⟨

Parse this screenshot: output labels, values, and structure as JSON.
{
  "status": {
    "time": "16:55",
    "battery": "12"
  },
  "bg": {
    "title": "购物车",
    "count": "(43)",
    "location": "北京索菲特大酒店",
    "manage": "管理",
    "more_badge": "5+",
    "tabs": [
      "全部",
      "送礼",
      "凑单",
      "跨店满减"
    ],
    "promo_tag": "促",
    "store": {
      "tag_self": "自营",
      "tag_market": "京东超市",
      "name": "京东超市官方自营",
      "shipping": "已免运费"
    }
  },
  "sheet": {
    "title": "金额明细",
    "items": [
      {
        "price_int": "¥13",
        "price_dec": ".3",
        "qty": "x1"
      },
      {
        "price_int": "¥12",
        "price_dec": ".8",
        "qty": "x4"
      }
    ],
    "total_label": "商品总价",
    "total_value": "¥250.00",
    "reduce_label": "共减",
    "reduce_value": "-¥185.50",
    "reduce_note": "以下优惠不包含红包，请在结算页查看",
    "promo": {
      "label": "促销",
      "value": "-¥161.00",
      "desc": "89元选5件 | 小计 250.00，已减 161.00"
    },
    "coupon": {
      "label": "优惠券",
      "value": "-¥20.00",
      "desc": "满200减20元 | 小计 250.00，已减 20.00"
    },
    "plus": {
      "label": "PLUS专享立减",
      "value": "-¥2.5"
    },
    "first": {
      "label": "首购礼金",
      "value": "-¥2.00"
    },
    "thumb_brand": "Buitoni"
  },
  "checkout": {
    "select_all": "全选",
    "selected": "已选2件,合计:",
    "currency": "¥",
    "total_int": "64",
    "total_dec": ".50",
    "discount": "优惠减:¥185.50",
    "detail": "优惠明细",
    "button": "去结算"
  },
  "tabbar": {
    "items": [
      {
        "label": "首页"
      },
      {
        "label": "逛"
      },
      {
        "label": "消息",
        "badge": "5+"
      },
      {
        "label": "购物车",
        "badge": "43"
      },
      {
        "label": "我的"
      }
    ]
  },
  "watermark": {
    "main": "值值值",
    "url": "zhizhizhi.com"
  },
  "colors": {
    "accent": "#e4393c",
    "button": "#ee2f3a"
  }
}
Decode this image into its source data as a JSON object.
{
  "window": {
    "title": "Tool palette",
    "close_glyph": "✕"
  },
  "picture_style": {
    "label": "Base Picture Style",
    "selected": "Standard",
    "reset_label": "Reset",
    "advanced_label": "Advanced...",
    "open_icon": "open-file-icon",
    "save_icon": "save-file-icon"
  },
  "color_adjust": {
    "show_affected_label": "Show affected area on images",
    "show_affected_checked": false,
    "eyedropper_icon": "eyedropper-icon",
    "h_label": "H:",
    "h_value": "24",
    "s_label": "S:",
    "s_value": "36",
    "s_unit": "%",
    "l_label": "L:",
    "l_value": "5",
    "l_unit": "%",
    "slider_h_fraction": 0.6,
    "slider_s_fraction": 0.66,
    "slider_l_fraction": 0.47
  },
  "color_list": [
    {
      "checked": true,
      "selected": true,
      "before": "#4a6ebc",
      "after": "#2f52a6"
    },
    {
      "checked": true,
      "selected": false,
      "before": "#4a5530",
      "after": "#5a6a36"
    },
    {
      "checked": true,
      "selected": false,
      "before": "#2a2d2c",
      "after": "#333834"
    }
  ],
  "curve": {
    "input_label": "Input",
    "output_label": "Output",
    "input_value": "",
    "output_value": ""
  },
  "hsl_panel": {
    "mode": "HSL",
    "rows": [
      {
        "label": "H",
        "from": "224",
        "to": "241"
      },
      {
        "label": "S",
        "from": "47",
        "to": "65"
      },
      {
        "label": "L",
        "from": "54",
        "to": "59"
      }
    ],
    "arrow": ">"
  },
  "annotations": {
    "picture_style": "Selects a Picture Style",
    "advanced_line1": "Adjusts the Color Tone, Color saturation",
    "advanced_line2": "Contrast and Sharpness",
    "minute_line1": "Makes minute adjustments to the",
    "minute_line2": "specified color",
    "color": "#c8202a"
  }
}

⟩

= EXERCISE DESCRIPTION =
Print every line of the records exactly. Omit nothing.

= RESULT OF THIS EXERCISE =
Parse this screenshot: output labels, values, and structure as JSON.
{
  "status": {
    "time": "16:55",
    "battery": "12"
  },
  "bg": {
    "title": "购物车",
    "count": "(43)",
    "location": "北京索菲特大酒店",
    "manage": "管理",
    "more_badge": "5+",
    "tabs": [
      "全部",
      "送礼",
      "凑单",
      "跨店满减"
    ],
    "promo_tag": "促",
    "store": {
      "tag_self": "自营",
      "tag_market": "京东超市",
      "name": "京东超市官方自营",
      "shipping": "已免运费"
    }
  },
  "sheet": {
    "title": "金额明细",
    "items": [
      {
        "price_int": "¥13",
        "price_dec": ".3",
        "qty": "x1"
      },
      {
        "price_int": "¥12",
        "price_dec": ".8",
        "qty": "x4"
      }
    ],
    "total_label": "商品总价",
    "total_value": "¥250.00",
    "reduce_label": "共减",
    "reduce_value": "-¥185.50",
    "reduce_note": "以下优惠不包含红包，请在结算页查看",
    "promo": {
      "label": "促销",
      "value": "-¥161.00",
      "desc": "89元选5件 | 小计 250.00，已减 161.00"
    },
    "coupon": {
      "label": "优惠券",
      "value": "-¥20.00",
      "desc": "满200减20元 | 小计 250.00，已减 20.00"
    },
    "plus": {
      "label": "PLUS专享立减",
      "value": "-¥2.5"
    },
    "first": {
      "label": "首购礼金",
      "value": "-¥2.00"
    },
    "thumb_brand": "Buitoni"
  },
  "checkout": {
    "select_all": "全选",
    "selected": "已选2件,合计:",
    "currency": "¥",
    "total_int": "64",
    "total_dec": ".50",
    "discount": "优惠减:¥185.50",
    "detail": "优惠明细",
    "button": "去结算"
  },
  "tabbar": {
    "items": [
      {
        "label": "首页"
      },
      {
        "label": "逛"
      },
      {
        "label": "消息",
        "badge": "5+"
      },
      {
        "label": "购物车",
        "badge": "43"
      },
      {
        "label": "我的"
      }
    ]
  },
  "watermark": {
    "main": "值值值",
    "url": "zhizhizhi.com"
  },
  "colors": {
    "accent": "#e4393c",
    "button": "#ee2f3a"
  }
}
Decode this image into its source data as a JSON object.
{
  "window": {
    "title": "Tool palette",
    "close_glyph": "✕"
  },
  "picture_style": {
    "label": "Base Picture Style",
    "selected": "Standard",
    "reset_label": "Reset",
    "advanced_label": "Advanced...",
    "open_icon": "open-file-icon",
    "save_icon": "save-file-icon"
  },
  "color_adjust": {
    "show_affected_label": "Show affected area on images",
    "show_affected_checked": false,
    "eyedropper_icon": "eyedropper-icon",
    "h_label": "H:",
    "h_value": "24",
    "s_label": "S:",
    "s_value": "36",
    "s_unit": "%",
    "l_label": "L:",
    "l_value": "5",
    "l_unit": "%",
    "slider_h_fraction": 0.6,
    "slider_s_fraction": 0.66,
    "slider_l_fraction": 0.47
  },
  "color_list": [
    {
      "checked": true,
      "selected": true,
      "before": "#4a6ebc",
      "after": "#2f52a6"
    },
    {
      "checked": true,
      "selected": false,
      "before": "#4a5530",
      "after": "#5a6a36"
    },
    {
      "checked": true,
      "selected": false,
      "before": "#2a2d2c",
      "after": "#333834"
    }
  ],
  "curve": {
    "input_label": "Input",
    "output_label": "Output",
    "input_value": "",
    "output_value": ""
  },
  "hsl_panel": {
    "mode": "HSL",
    "rows": [
      {
        "label": "H",
        "from": "224",
        "to": "241"
      },
      {
        "label": "S",
        "from": "47",
        "to": "65"
      },
      {
        "label": "L",
        "from": "54",
        "to": "59"
      }
    ],
    "arrow": ">"
  },
  "annotations": {
    "picture_style": "Selects a Picture Style",
    "advanced_line1": "Adjusts the Color Tone, Color saturation",
    "advanced_line2": "Contrast and Sharpness",
    "minute_line1": "Makes minute adjustments to the",
    "minute_line2": "specified color",
    "color": "#c8202a"
  }
}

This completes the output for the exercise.